◆ **What to work on**
The records that follow need to be output exactly as they are.

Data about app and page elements

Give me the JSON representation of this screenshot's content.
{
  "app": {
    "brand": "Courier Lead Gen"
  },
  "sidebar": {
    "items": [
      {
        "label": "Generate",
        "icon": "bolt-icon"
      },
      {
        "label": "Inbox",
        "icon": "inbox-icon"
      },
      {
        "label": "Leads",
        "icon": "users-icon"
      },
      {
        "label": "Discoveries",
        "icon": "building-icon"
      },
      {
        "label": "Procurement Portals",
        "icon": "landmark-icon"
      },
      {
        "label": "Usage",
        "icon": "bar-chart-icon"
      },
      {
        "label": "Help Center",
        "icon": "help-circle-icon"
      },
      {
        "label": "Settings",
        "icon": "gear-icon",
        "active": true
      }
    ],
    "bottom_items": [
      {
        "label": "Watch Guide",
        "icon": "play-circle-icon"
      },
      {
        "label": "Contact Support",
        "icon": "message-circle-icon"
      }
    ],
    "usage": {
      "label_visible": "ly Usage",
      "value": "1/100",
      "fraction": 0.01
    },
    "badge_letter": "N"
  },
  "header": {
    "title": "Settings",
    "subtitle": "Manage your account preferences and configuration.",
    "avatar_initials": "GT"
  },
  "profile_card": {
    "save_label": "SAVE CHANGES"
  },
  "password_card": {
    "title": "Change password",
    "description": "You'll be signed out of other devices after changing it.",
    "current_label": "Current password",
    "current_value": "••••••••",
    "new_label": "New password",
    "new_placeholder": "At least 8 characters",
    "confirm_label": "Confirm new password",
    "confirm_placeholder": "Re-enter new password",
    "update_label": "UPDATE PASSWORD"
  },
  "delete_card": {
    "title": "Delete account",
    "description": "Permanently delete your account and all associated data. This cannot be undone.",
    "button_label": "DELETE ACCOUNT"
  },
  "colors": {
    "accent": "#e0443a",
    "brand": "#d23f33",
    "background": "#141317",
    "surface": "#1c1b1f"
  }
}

◆ **Response for this exercise**
Give me the JSON representation of this screenshot's content.
{
  "app": {
    "brand": "Courier Lead Gen"
  },
  "sidebar": {
    "items": [
      {
        "label": "Generate",
        "icon": "bolt-icon"
      },
      {
        "label": "Inbox",
        "icon": "inbox-icon"
      },
      {
        "label": "Leads",
        "icon": "users-icon"
      },
      {
        "label": "Discoveries",
        "icon": "building-icon"
      },
      {
        "label": "Procurement Portals",
        "icon": "landmark-icon"
      },
      {
        "label": "Usage",
        "icon": "bar-chart-icon"
      },
      {
        "label": "Help Center",
        "icon": "help-circle-icon"
      },
      {
        "label": "Settings",
        "icon": "gear-icon",
        "active": true
      }
    ],
    "bottom_items": [
      {
        "label": "Watch Guide",
        "icon": "play-circle-icon"
      },
      {
        "label": "Contact Support",
        "icon": "message-circle-icon"
      }
    ],
    "usage": {
      "label_visible": "ly Usage",
      "value": "1/100",
      "fraction": 0.01
    },
    "badge_letter": "N"
  },
  "header": {
    "title": "Settings",
    "subtitle": "Manage your account preferences and configuration.",
    "avatar_initials": "GT"
  },
  "profile_card": {
    "save_label": "SAVE CHANGES"
  },
  "password_card": {
    "title": "Change password",
    "description": "You'll be signed out of other devices after changing it.",
    "current_label": "Current password",
    "current_value": "••••••••",
    "new_label": "New password",
    "new_placeholder": "At least 8 characters",
    "confirm_label": "Confirm new password",
    "confirm_placeholder": "Re-enter new password",
    "update_label": "UPDATE PASSWORD"
  },
  "delete_card": {
    "title": "Delete account",
    "description": "Permanently delete your account and all associated data. This cannot be undone.",
    "button_label": "DELETE ACCOUNT"
  },
  "colors": {
    "accent": "#e0443a",
    "brand": "#d23f33",
    "background": "#141317",
    "surface": "#1c1b1f"
  }
}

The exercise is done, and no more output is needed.